● YOUR INSTRUCTIONS
Take the entries that follow and write them out again, word for word.
○ ○ ○
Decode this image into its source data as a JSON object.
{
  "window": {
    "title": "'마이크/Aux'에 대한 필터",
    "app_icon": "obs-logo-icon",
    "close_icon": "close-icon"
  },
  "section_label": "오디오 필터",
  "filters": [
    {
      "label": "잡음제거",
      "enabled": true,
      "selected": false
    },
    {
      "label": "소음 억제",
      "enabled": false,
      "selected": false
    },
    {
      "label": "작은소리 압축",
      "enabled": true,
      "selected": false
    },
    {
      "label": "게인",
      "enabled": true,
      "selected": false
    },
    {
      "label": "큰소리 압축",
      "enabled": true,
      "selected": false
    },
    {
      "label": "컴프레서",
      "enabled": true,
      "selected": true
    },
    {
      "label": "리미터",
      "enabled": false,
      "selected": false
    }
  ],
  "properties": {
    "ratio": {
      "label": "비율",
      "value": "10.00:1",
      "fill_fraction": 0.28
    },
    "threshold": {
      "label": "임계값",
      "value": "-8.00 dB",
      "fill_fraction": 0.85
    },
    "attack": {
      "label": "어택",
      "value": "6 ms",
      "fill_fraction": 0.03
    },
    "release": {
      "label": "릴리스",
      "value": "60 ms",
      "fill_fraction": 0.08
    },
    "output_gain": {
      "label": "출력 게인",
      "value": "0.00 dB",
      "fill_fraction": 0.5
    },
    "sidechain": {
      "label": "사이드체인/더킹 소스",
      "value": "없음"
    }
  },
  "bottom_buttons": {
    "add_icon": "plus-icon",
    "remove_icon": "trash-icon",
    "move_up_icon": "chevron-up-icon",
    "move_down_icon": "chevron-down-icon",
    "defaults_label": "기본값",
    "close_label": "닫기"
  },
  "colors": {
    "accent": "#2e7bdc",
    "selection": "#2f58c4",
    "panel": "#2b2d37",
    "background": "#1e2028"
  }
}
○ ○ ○
● WRITTEN ANSWER
Decode this image into its source data as a JSON object.
{
  "window": {
    "title": "'마이크/Aux'에 대한 필터",
    "app_icon": "obs-logo-icon",
    "close_icon": "close-icon"
  },
  "section_label": "오디오 필터",
  "filters": [
    {
      "label": "잡음제거",
      "enabled": true,
      "selected": false
    },
    {
      "label": "소음 억제",
      "enabled": false,
      "selected": false
    },
    {
      "label": "작은소리 압축",
      "enabled": true,
      "selected": false
    },
    {
      "label": "게인",
      "enabled": true,
      "selected": false
    },
    {
      "label": "큰소리 압축",
      "enabled": true,
      "selected": false
    },
    {
      "label": "컴프레서",
      "enabled": true,
      "selected": true
    },
    {
      "label": "리미터",
      "enabled": false,
      "selected": false
    }
  ],
  "properties": {
    "ratio": {
      "label": "비율",
      "value": "10.00:1",
      "fill_fraction": 0.28
    },
    "threshold": {
      "label": "임계값",
      "value": "-8.00 dB",
      "fill_fraction": 0.85
    },
    "attack": {
      "label": "어택",
      "value": "6 ms",
      "fill_fraction": 0.03
    },
    "release": {
      "label": "릴리스",
      "value": "60 ms",
      "fill_fraction": 0.08
    },
    "output_gain": {
      "label": "출력 게인",
      "value": "0.00 dB",
      "fill_fraction": 0.5
    },
    "sidechain": {
      "label": "사이드체인/더킹 소스",
      "value": "없음"
    }
  },
  "bottom_buttons": {
    "add_icon": "plus-icon",
    "remove_icon": "trash-icon",
    "move_up_icon": "chevron-up-icon",
    "move_down_icon": "chevron-down-icon",
    "defaults_label": "기본값",
    "close_label": "닫기"
  },
  "colors": {
    "accent": "#2e7bdc",
    "selection": "#2f58c4",
    "panel": "#2b2d37",
    "background": "#1e2028"
  }
}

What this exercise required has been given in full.